Here is my first successful working clay whistle. I tried a couple of years to make one of these. They turned out cute but were non-functional. I googled and googled to try to figure out the secret, and it turns out that the book I recently bought, “From Mud To Music” answered this for me. It could be that the directions said to do this all along and I just missed it … but here is how it is done, in photos.
The first thing I had never done before was provide the whistle with a flat bottom. So after I hollowed it out, I tapped the bottom on the floor. Ideally I should have made the hole on the flat side. But I forgot and I made on the round side. It worked though. I have no idea if the ‘flat’ helped or not. This is the first time I did it though because I was determined to follow the directions exactly. So then you may ask, ‘Then why did you not follow them and put the hole on the flat side?” I dunno. I just forgot I guess.
This trick worked nicely as well. When making the second hole, the one on top,the one that has to be the 45 degree angle, LEAVE the first stick in. This is a small whistle and I cut down an Emory board (nail file) for sizing. The other trick is to take the part you are going to make the 45 degree angle with and sand a 45 degree angle on it.
Here is the finished whistle.
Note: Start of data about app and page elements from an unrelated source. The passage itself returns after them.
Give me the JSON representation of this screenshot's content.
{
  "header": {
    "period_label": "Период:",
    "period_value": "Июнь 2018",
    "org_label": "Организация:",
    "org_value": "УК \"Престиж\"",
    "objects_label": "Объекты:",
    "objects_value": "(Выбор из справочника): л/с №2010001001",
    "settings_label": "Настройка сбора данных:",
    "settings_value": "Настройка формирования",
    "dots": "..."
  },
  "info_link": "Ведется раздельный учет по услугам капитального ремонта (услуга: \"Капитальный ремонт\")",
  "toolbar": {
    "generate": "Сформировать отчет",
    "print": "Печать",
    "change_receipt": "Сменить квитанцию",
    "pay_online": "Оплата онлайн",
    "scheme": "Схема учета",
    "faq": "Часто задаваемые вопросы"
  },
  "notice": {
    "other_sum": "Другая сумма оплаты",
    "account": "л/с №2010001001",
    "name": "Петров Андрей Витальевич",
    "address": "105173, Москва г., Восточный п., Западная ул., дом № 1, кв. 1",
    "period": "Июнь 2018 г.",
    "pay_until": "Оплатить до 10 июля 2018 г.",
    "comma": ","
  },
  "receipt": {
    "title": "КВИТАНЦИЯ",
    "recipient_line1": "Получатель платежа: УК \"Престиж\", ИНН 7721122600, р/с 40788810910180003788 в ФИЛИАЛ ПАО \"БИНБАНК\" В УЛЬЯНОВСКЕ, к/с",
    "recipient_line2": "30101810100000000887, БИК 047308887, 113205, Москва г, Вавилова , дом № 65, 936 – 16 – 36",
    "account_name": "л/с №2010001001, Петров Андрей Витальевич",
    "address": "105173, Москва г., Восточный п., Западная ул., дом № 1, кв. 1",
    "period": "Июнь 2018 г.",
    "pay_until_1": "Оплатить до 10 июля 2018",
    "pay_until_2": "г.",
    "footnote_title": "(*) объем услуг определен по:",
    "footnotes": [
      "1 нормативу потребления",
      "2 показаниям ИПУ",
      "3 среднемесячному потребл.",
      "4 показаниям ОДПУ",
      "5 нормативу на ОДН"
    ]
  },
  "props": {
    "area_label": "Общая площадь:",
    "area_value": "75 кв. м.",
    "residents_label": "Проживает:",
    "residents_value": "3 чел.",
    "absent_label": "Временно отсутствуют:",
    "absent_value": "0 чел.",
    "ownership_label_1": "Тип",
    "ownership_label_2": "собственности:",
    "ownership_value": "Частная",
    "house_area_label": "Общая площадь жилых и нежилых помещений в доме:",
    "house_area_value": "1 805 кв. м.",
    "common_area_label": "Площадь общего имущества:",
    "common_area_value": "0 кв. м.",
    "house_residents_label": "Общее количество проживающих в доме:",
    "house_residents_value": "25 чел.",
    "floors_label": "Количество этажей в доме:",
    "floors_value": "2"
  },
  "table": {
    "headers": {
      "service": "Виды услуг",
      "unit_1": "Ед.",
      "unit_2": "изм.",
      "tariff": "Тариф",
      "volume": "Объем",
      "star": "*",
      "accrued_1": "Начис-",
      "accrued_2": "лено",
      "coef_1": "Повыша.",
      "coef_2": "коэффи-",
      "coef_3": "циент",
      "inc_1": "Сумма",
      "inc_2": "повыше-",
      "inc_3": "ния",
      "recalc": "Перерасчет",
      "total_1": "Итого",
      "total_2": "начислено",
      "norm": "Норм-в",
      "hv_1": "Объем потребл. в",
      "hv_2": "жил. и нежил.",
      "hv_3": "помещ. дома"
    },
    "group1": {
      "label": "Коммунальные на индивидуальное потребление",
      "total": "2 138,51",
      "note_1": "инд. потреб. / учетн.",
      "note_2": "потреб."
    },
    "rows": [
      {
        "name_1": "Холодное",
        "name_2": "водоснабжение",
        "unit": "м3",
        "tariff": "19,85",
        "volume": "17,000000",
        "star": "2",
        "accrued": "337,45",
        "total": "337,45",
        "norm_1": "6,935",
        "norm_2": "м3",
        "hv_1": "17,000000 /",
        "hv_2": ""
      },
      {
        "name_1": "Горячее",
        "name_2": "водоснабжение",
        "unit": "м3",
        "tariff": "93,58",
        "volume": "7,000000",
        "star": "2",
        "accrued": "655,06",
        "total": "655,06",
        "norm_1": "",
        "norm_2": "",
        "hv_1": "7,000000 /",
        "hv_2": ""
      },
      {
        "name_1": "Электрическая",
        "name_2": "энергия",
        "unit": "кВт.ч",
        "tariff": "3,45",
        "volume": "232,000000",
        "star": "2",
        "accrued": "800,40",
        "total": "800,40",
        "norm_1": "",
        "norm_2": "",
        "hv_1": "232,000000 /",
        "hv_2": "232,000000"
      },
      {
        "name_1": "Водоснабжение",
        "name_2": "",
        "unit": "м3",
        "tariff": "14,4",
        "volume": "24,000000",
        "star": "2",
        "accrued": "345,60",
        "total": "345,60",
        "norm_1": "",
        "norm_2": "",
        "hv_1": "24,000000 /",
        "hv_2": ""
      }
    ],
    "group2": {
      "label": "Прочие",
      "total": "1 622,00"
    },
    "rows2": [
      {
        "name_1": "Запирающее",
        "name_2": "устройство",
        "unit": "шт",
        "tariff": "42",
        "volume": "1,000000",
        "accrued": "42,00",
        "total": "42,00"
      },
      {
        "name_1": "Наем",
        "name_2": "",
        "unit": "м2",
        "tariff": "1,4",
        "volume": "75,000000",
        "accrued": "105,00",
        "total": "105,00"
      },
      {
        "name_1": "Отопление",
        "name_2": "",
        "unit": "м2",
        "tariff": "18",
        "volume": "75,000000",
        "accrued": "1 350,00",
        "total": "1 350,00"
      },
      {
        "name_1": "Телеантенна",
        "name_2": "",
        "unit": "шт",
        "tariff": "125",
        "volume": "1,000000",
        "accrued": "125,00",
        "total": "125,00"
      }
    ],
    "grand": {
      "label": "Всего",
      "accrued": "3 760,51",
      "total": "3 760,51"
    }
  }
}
It needs sanding and decorating but it is such an accomplishment for me. Here is an mp3 file of two short whistle blows: Click Here to download.